God is creator, Jesus is his son who died on the cross for our sake, this act of sacrifice made possible our eternal salvation -- these claims are unchanged. But what exactly this all might mean is another matter.*sigh* I will never have what it takes to be a philosopher, as keeping to an outdated text in light of new knowledge is a special art. I can picture it: one day reading a sacred text sentence and understanding that it clearly states "A" and means "A". Then upon receiving some revised scientific fact "F", mumbling to myself, 'Ah, this text says "A" but must mean "B" so that "F" fits.' The text "A" does not and must not ever change. Text "A" is assumed to be correct for whatever the definition of correct is now. It is like numerology: Any number or sequence of numbers can be imagined to have any meaning you want with applied interpretation. It seems that the philosopher's job is to do the same with sacred texts; keep the words, but have a mental transformation of the text from "A" to "B". I don't have the mental fortitude to keep assuming such a flawed source text is correct, when so much of it is shown to be bunkum. I would toss it out and get something more accurate and up to date. Ah well, I can console myself with the fact I am better paid than a philosopher, without having to go through these mental gymnastics.

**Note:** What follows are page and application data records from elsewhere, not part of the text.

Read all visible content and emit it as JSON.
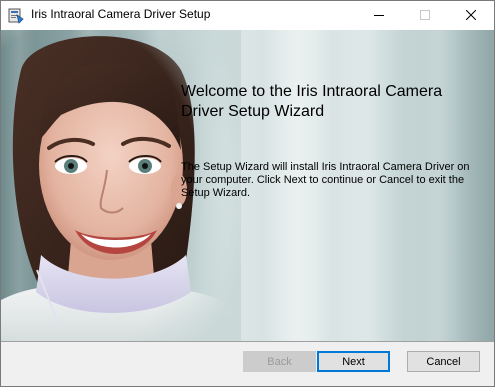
{
  "window": {
    "title": "Iris Intraoral Camera Driver Setup",
    "controls": {
      "minimize_icon": "minimize-icon",
      "maximize_icon": "maximize-icon",
      "close_icon": "close-icon"
    }
  },
  "welcome": {
    "heading": "Welcome to the Iris Intraoral Camera Driver Setup Wizard",
    "body": "The Setup Wizard will install Iris Intraoral Camera Driver on your computer. Click Next to continue or Cancel to exit the Setup Wizard."
  },
  "buttons": {
    "back": "Back",
    "next": "Next",
    "cancel": "Cancel"
  },
  "colors": {
    "accent": "#0078d7",
    "dialog_bg": "#f0f0f0",
    "disabled_text": "#9b9b9b"
  }
}
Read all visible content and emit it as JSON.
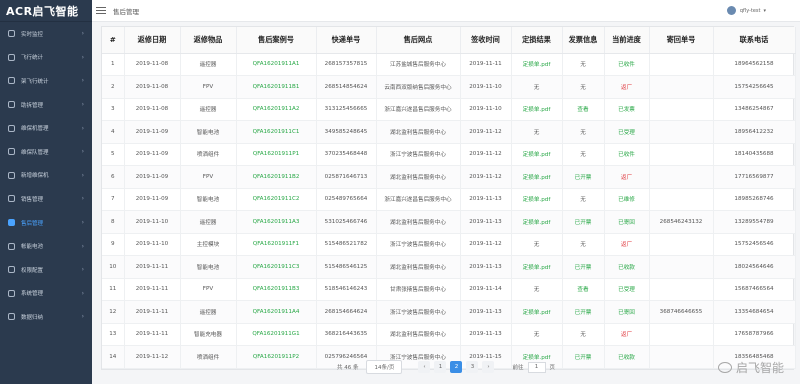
{
  "logo": {
    "text": "ACR启飞智能"
  },
  "sidebar": {
    "items": [
      {
        "label": "实时监控"
      },
      {
        "label": "飞行统计"
      },
      {
        "label": "架飞行统计"
      },
      {
        "label": "助拆管理"
      },
      {
        "label": "维保机管理"
      },
      {
        "label": "维保队管理"
      },
      {
        "label": "新增维保机"
      },
      {
        "label": "销售管理"
      },
      {
        "label": "售后管理"
      },
      {
        "label": "帐能电池"
      },
      {
        "label": "权限配置"
      },
      {
        "label": "系统管理"
      },
      {
        "label": "数据归纳"
      }
    ],
    "active_index": 8
  },
  "topbar": {
    "breadcrumb": "售后管理",
    "user": "qfly-test"
  },
  "table": {
    "headers": [
      "#",
      "返修日期",
      "返修物品",
      "售后案例号",
      "快递单号",
      "售后网点",
      "签收时间",
      "定损结果",
      "发票信息",
      "当前进度",
      "寄回单号",
      "联系电话"
    ],
    "rows": [
      [
        "1",
        "2019-11-08",
        "遥控器",
        "QFA16201911A1",
        "268157357815",
        "江苏盐城售后服务中心",
        "2019-11-11",
        "定损单.pdf",
        "无",
        "已收件",
        "",
        "18964562158"
      ],
      [
        "2",
        "2019-11-08",
        "FPV",
        "QFA16201911B1",
        "268514854624",
        "云南西双版纳售后服务中心",
        "2019-11-10",
        "无",
        "无",
        "返厂",
        "",
        "15754256645"
      ],
      [
        "3",
        "2019-11-08",
        "遥控器",
        "QFA16201911A2",
        "313125456665",
        "浙江嘉兴遂昌售后服务中心",
        "2019-11-10",
        "定损单.pdf",
        "查看",
        "已发票",
        "",
        "13486254867"
      ],
      [
        "4",
        "2019-11-09",
        "智能电池",
        "QFA16201911C1",
        "349585248645",
        "湖北监利售后服务中心",
        "2019-11-12",
        "无",
        "无",
        "已受理",
        "",
        "18956412232"
      ],
      [
        "5",
        "2019-11-09",
        "喷洒组件",
        "QFA16201911P1",
        "370235468448",
        "浙江宁波售后服务中心",
        "2019-11-12",
        "定损单.pdf",
        "无",
        "已收件",
        "",
        "18140435688"
      ],
      [
        "6",
        "2019-11-09",
        "FPV",
        "QFA16201911B2",
        "025871646713",
        "湖北监利售后服务中心",
        "2019-11-12",
        "定损单.pdf",
        "已开票",
        "返厂",
        "",
        "17716569877"
      ],
      [
        "7",
        "2019-11-09",
        "智能电池",
        "QFA16201911C2",
        "025489765664",
        "浙江嘉兴遂昌售后服务中心",
        "2019-11-13",
        "定损单.pdf",
        "无",
        "已维修",
        "",
        "18985268746"
      ],
      [
        "8",
        "2019-11-10",
        "遥控器",
        "QFA16201911A3",
        "531025466746",
        "湖北监利售后服务中心",
        "2019-11-13",
        "定损单.pdf",
        "已开票",
        "已寄回",
        "268546243132",
        "13289554789"
      ],
      [
        "9",
        "2019-11-10",
        "主控模块",
        "QFA16201911F1",
        "515486521782",
        "浙江宁波售后服务中心",
        "2019-11-12",
        "无",
        "无",
        "返厂",
        "",
        "15752456546"
      ],
      [
        "10",
        "2019-11-11",
        "智能电池",
        "QFA16201911C3",
        "515486546125",
        "湖北监利售后服务中心",
        "2019-11-13",
        "定损单.pdf",
        "已开票",
        "已收款",
        "",
        "18024564646"
      ],
      [
        "11",
        "2019-11-11",
        "FPV",
        "QFA16201911B3",
        "518546146243",
        "甘肃张掖售后服务中心",
        "2019-11-14",
        "无",
        "查看",
        "已受理",
        "",
        "15687466564"
      ],
      [
        "12",
        "2019-11-11",
        "遥控器",
        "QFA16201911A4",
        "268154664624",
        "浙江宁波售后服务中心",
        "2019-11-13",
        "定损单.pdf",
        "已开票",
        "已寄回",
        "368746646655",
        "13354684654"
      ],
      [
        "13",
        "2019-11-11",
        "智能充电器",
        "QFA16201911G1",
        "368216443635",
        "湖北监利售后服务中心",
        "2019-11-13",
        "无",
        "无",
        "返厂",
        "",
        "17658787966"
      ],
      [
        "14",
        "2019-11-12",
        "喷洒组件",
        "QFA16201911P2",
        "025796246564",
        "浙江宁波售后服务中心",
        "2019-11-15",
        "定损单.pdf",
        "已开票",
        "已收款",
        "",
        "18356485468"
      ]
    ]
  },
  "pagination": {
    "total": "共 46 条",
    "page_size": "14条/页",
    "pages": [
      "1",
      "2",
      "3"
    ],
    "current": "2",
    "goto_label": "前往",
    "goto_value": "1",
    "goto_suffix": "页"
  },
  "watermark": {
    "text": "启飞智能"
  },
  "colors": {
    "sidebar": "#2b3a4e",
    "link_green": "#27a745",
    "status_red": "#e0393e",
    "accent": "#3a8ee6"
  }
}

Note that the language can force changes to it - see The King James Bible, or the first bibles printed in English/Dutch/German instead of Latin, but the translation is very carefully kept intact.
Science will never be overtaken by theology or religion as far as relevance goes while theology continues to use a source book that is never revised or updated. Old textbooks are not very useful as they contain outdated information, so are regularly updated and revised, and the old editions pulped for recycling. Sacred religious texts (Bible, Koran etc) are kept as old as possible so the true word of god is not mistaken. Anything stated as clear fact in a sacred text that disagrees with science is then classified as metaphor or reinterpreted by theologists; but why is the source text not updated to reflect this new understanding? Where are the "F" and "B" footnotes? These texts are the words of God; his vital instructions to all humans on the most important subjects ever! Is it not every theologists and philosophers duty to make sure the followers of these texts understand what they "really" mean?
It is almost as if the main goal is to prevent revised knowledge from getting to the vast majority of readers, otherwise they might question the validity of the source material.
How about theologists get together and annotate the bible by highlighting the bits to take literally, and use a different colour for metaphor, and footnote the metaphor to explain it. Now there's a project just crying out for Templeton funding.